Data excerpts
····················
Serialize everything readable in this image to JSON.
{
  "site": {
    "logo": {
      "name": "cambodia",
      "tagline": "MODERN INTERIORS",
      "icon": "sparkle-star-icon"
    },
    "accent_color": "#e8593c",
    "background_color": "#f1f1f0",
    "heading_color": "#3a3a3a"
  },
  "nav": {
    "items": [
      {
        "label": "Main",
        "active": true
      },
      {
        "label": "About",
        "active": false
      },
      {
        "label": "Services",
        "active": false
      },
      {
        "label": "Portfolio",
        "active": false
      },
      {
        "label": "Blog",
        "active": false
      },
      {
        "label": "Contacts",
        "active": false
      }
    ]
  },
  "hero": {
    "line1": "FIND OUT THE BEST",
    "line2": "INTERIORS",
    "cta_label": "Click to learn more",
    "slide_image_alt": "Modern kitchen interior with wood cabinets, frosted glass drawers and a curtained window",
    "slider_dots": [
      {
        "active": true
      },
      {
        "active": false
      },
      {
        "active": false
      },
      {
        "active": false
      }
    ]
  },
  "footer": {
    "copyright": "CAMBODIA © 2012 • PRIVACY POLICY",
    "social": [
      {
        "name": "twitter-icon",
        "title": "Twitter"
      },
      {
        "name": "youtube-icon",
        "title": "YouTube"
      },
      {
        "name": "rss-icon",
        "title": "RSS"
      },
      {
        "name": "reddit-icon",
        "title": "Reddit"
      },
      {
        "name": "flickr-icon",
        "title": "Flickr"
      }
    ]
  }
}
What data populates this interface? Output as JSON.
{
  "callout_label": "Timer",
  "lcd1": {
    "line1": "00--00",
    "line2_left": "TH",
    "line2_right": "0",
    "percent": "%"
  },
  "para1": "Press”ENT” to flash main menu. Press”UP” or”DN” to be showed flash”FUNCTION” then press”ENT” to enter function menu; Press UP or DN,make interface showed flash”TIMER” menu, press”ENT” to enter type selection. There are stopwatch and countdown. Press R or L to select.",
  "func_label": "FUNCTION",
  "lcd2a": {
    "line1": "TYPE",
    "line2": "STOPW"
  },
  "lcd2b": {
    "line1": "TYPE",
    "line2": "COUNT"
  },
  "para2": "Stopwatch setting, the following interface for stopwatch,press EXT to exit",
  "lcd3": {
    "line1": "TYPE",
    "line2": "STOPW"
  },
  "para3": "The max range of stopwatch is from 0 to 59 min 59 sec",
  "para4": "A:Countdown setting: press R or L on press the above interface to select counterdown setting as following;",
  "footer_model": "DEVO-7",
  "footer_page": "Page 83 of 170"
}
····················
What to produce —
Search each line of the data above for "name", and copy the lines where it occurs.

Exercise result —
      "name": "cambodia",
        "name": "twitter-icon",
        "name": "youtube-icon",
        "name": "rss-icon",
        "name": "reddit-icon",
        "name": "flickr-icon",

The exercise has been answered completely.